Teenage boys think there is nothing wrong with using alcohol and other tactics to pressure girls into having sex, a new study has found.
Researchers from Sheffield University presented 14 to 16-year-old boys and girls with different scenarios.
In a situation where a girl who was reluctant to have sex with her boyfriend, one boy suggested he could rape her if she continued to resist.
“It became clear that the participants were quite serious – seeming to try to differentiate between ‘just a bit of pressure’ and ‘proper rape’,” the researchers said.
The academics also interviewed girls, but found their responses to be more “sympathetic”.
“There were no instances where young females used violent or conquest-type language – yet this littered the male responses,” they said.
“This was particularly evident with the alarming manner in which rape was mentioned in two focus groups (with no evidence of disapproval from the other group participants) and also where young men discussed pressurising girls into sex.”
Some of the boys said that “using tactics like getting a girl drunk were acceptable”.
They recommended that boys need to be involved in “clear discussion about issues of consent and the withdrawal of consent within sexual encounters”.
The findings will bolster arguments against watering down the age of consent, which some view as a draconian measure that criminalises young people.
But the Home Office has said that adolescents under 18 commit a third of all sex offences, with many of their victims aged 16 or under.
Earlier this year, the Scottish Law Commission and the Children’s Commissioner in Scotland proposed that sex between 13 to 15-year-olds should not be an offence under the age of consent law.
MSPs rejected the suggestion, but are now considering whether or not the law should be watered down so that some sexual activity between 13 to 15-year-olds is permitted.

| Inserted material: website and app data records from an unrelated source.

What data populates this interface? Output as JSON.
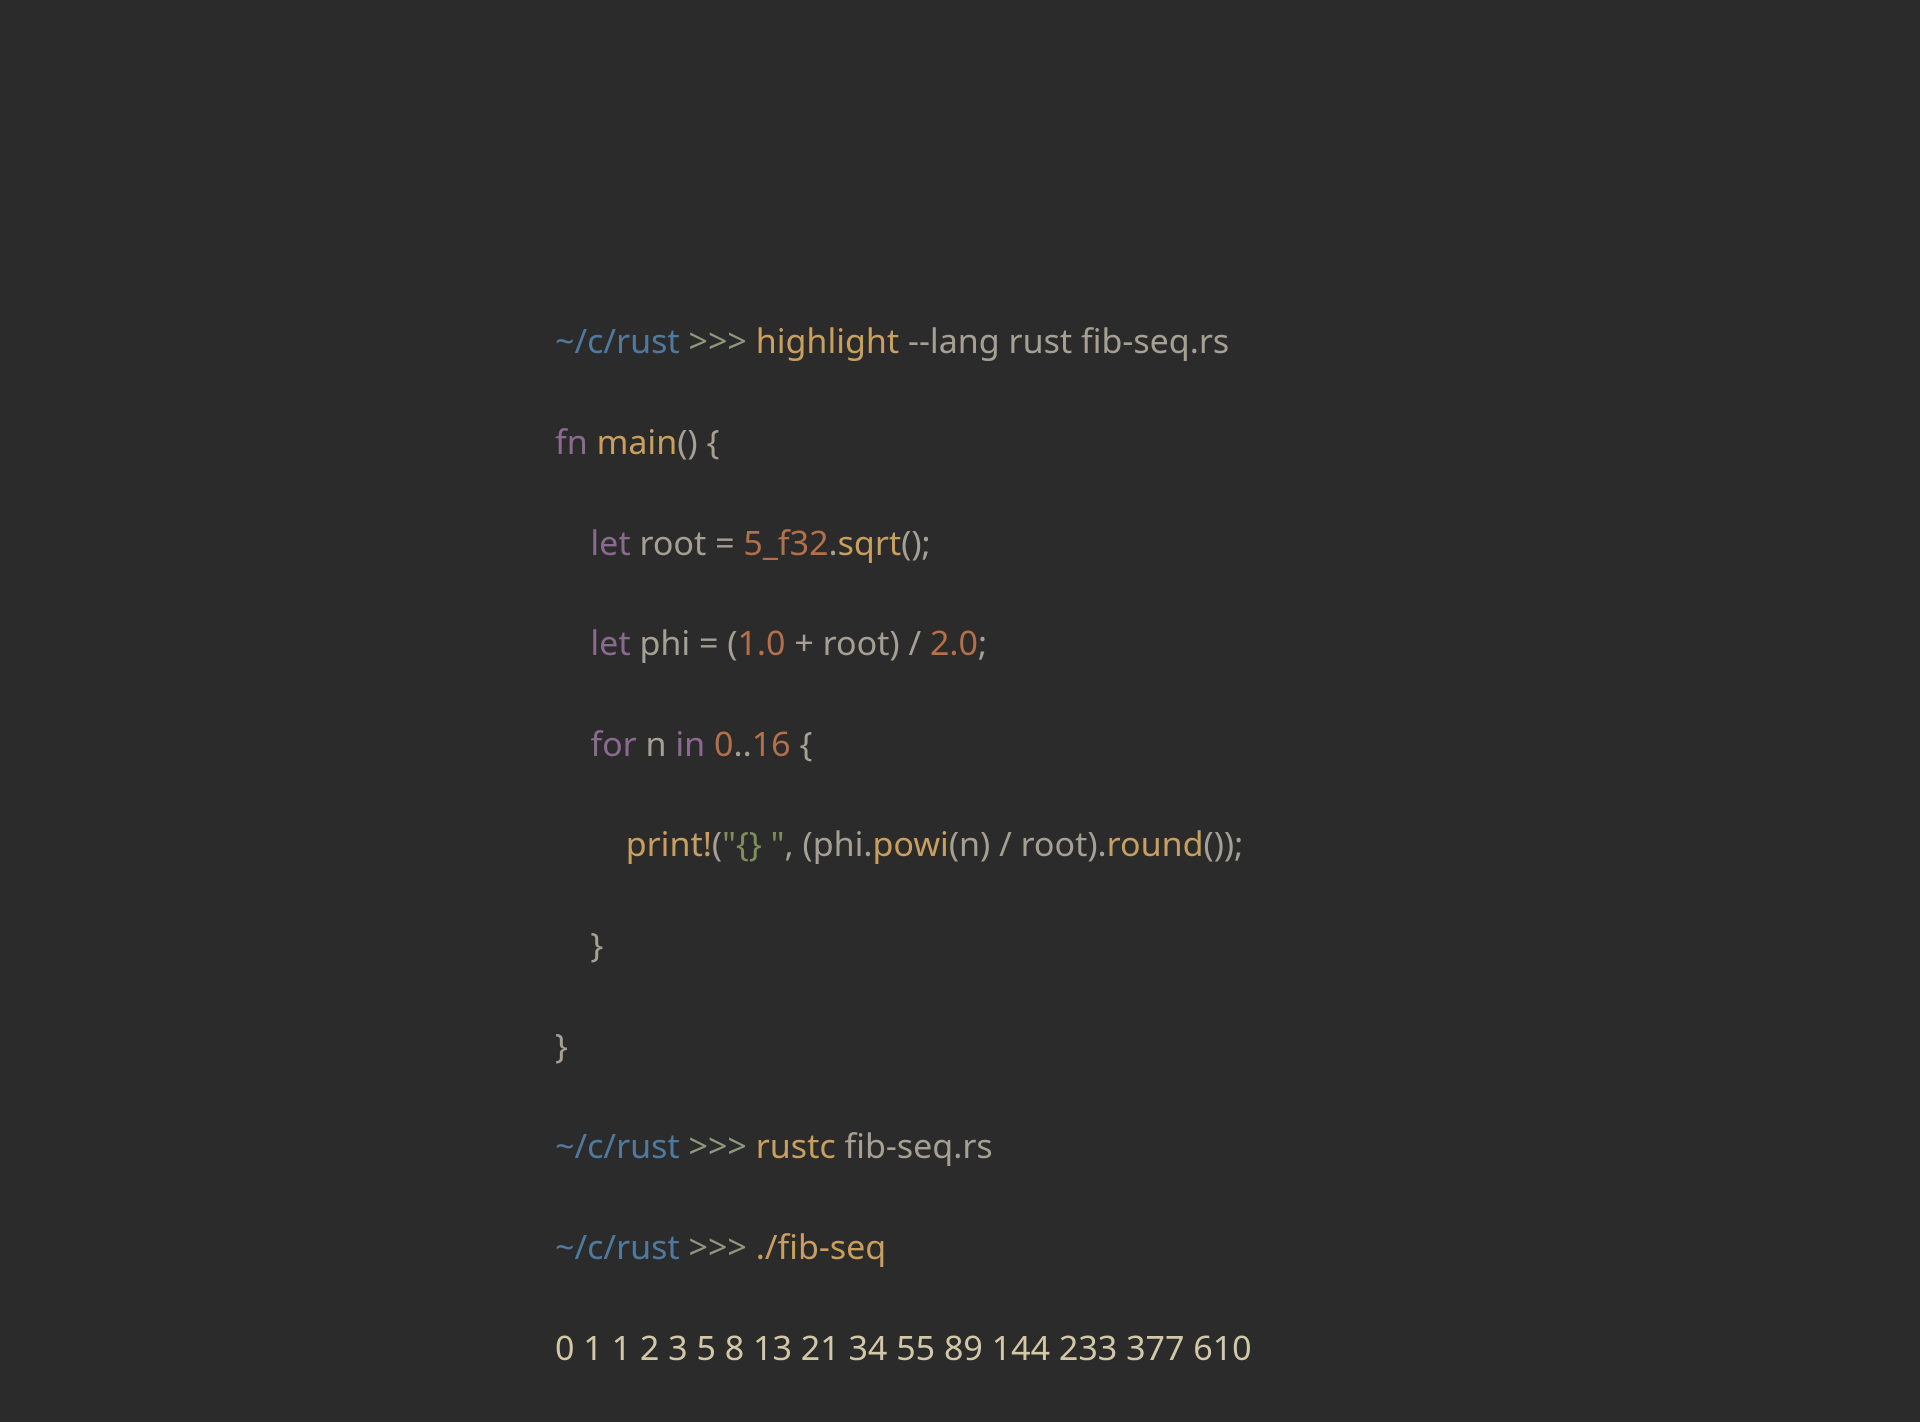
{
  "prompt": {
    "path": "~/c/rust",
    "marker": ">>>"
  },
  "cmd1": {
    "bin": "highlight",
    "flag": "--lang",
    "lang": "rust",
    "file": "fib-seq.rs"
  },
  "code": {
    "fn": "fn",
    "main": "main",
    "lpar": "()",
    "lbrace": " {",
    "let1": "let",
    "root": "root",
    "eq": " = ",
    "five": "5_f32",
    "dot1": ".",
    "sqrt": "sqrt",
    "call1": "();",
    "let2": "let",
    "phi": "phi",
    "eq2": " = (",
    "one": "1.0",
    "plus": " + ",
    "rootv": "root",
    "rpar_div": ") / ",
    "two": "2.0",
    "semi2": ";",
    "for": "for",
    "n": " n ",
    "in": "in",
    "range_sp": " ",
    "zero": "0",
    "dots": "..",
    "sixteen": "16",
    "lbrace2": " {",
    "print": "print!",
    "lpar2": "(",
    "fmt": "\"{} \"",
    "comma": ", (",
    "phiv": "phi",
    "dot2": ".",
    "powi": "powi",
    "lpar3": "(",
    "nv": "n",
    "rpar3": ") / ",
    "rootv2": "root",
    "rpar4": ").",
    "round": "round",
    "call2": "());",
    "rbrace_inner": "}",
    "rbrace_outer": "}"
  },
  "cmd2": {
    "bin": "rustc",
    "file": "fib-seq.rs"
  },
  "cmd3": {
    "run": "./fib-seq"
  },
  "output": "0 1 1 2 3 5 8 13 21 34 55 89 144 233 377 610"
}
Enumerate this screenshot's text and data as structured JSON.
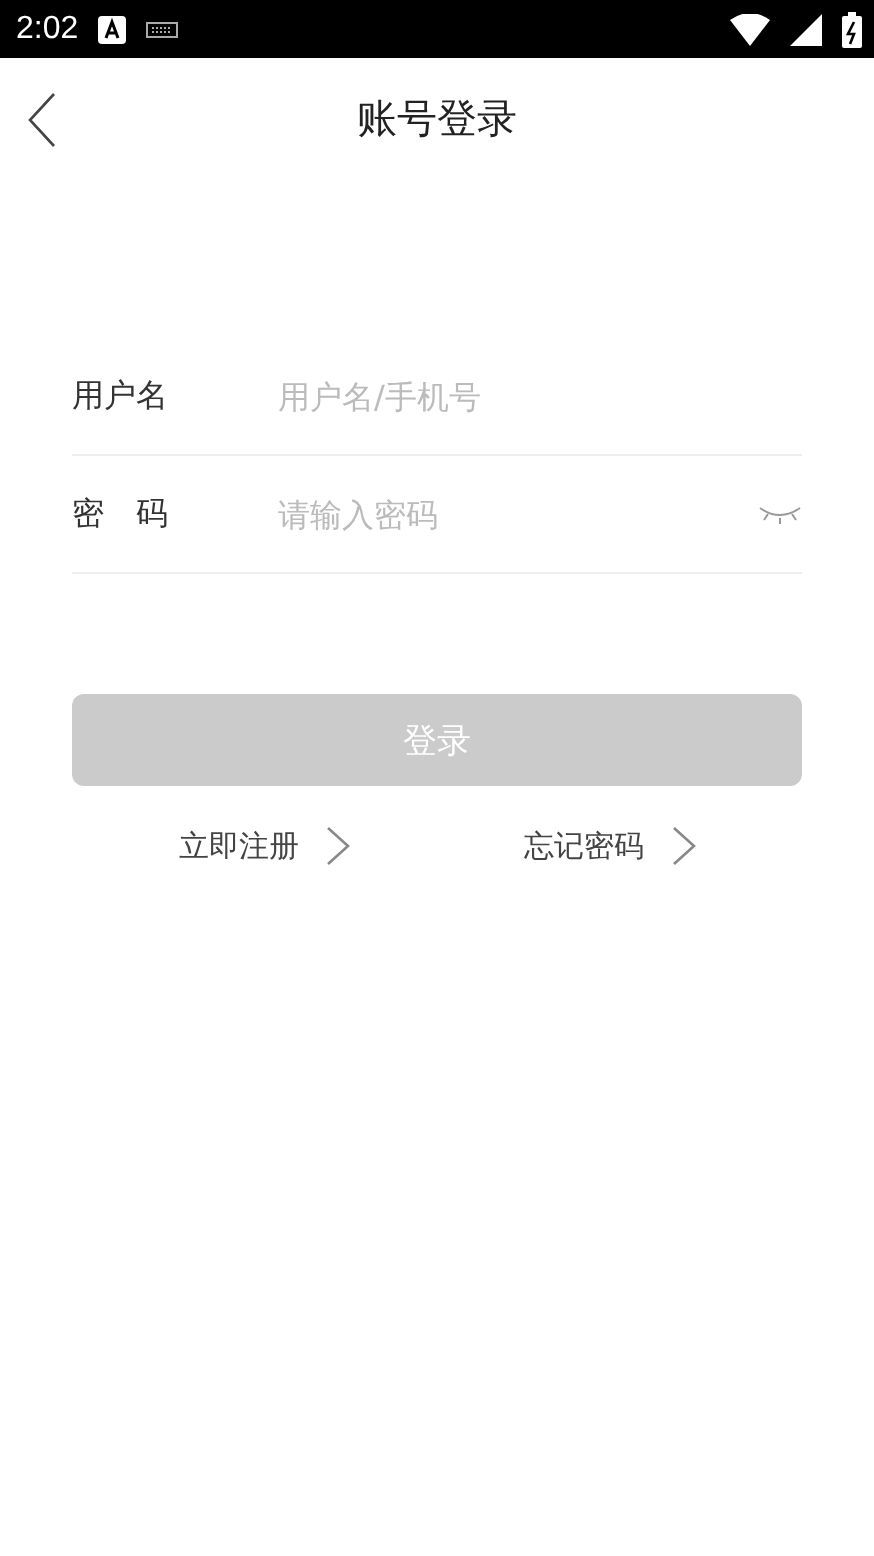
{
  "status_bar": {
    "time": "2:02"
  },
  "header": {
    "title": "账号登录"
  },
  "fields": [
    {
      "kind": "text",
      "label": "用户名",
      "placeholder": "用户名/手机号"
    },
    {
      "kind": "password",
      "label": "密　码",
      "placeholder": "请输入密码"
    }
  ],
  "login_button": {
    "label": "登录",
    "disabled": true
  },
  "links": [
    {
      "label": "立即注册"
    },
    {
      "label": "忘记密码"
    }
  ]
}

The Christian Institute warns that undermining the age of consent would strip young people of the important protections the law provides.